I will carry on the spirit of the contribution of the noble Lord, Lord Kirkwood. In Committee, several Peers ran several amendments trying to capture this issue of vulnerability—whether it was vulnerability because of a health shock or because of some standing reason. As the noble Baroness, Lady Finlay, explained in moving her amendment, the attraction of Amendment 11 is that it does not seek to list or define. It just tries to capture the principle that there is a category of people who become or who are vulnerable for a series of reasons, and they need to be addressed.

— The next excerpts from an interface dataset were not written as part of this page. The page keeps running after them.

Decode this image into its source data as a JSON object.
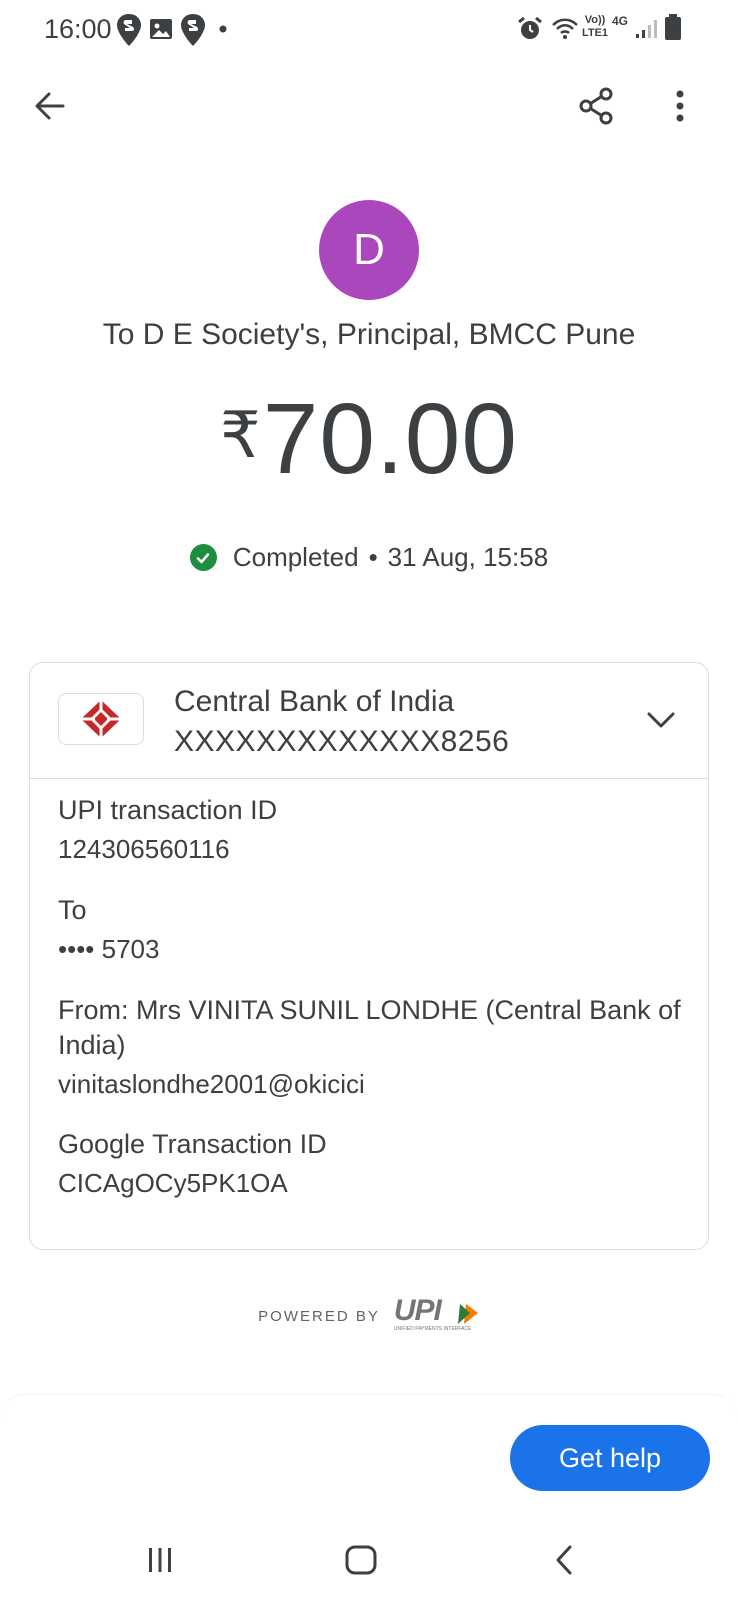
{
  "status_bar": {
    "time": "16:00",
    "network_top": "Vo))",
    "network_bottom": "LTE1",
    "network_type": "4G",
    "icons": [
      "swiggy-notification-icon",
      "gallery-icon",
      "swiggy-notification-icon",
      "notification-dot-icon",
      "alarm-icon",
      "wifi-icon",
      "volte-icon",
      "signal-icon",
      "battery-icon"
    ]
  },
  "app_bar": {
    "back_icon": "back-arrow-icon",
    "share_icon": "share-icon",
    "more_icon": "more-vert-icon"
  },
  "payment": {
    "avatar_letter": "D",
    "avatar_color": "#ab47bc",
    "payee": "To D E Society's, Principal, BMCC Pune",
    "currency": "₹",
    "amount": "70.00",
    "status": "Completed",
    "separator": "•",
    "datetime": "31 Aug, 15:58",
    "status_color": "#1e8e3e"
  },
  "bank": {
    "name": "Central Bank of India",
    "account": "XXXXXXXXXXXXX8256",
    "logo_color": "#d32f2f"
  },
  "details": {
    "upi_label": "UPI transaction ID",
    "upi_value": "124306560116",
    "to_label": "To",
    "to_value": "•••• 5703",
    "from_label": "From: Mrs VINITA SUNIL LONDHE (Central Bank of India)",
    "from_value": "vinitaslondhe2001@okicici",
    "google_label": "Google Transaction ID",
    "google_value": "CICAgOCy5PK1OA"
  },
  "footer": {
    "powered_by": "POWERED BY",
    "upi_logo_text": "UPI",
    "upi_logo_sub": "UNIFIED PAYMENTS INTERFACE",
    "help_label": "Get help",
    "accent": "#1a73e8"
  },
  "nav": {
    "recents_icon": "recents-icon",
    "home_icon": "home-icon",
    "back_icon": "nav-back-icon"
  }
}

The purpose of the single financial guidance body is to achieve a series of improved public and individual outcomes by improving a person’s financial capability, but a person’s capability cannot be improved—it just cannot happen—if they are excluded from the market for financial services or denied the access or the means to make good decisions. As my noble friend Lord McKenzie and I frequently say, the fundamental, immutable requirement of financial capability is that you are included and have access. You cannot begin to become capable without it. One feels the sense around the Chamber, which I hope the Minister is able to find a way of recognising, of a wide concern and a very constructive amendment. It is not overprescriptive but allows the financial guidance body to recognise that it needs to address this problem.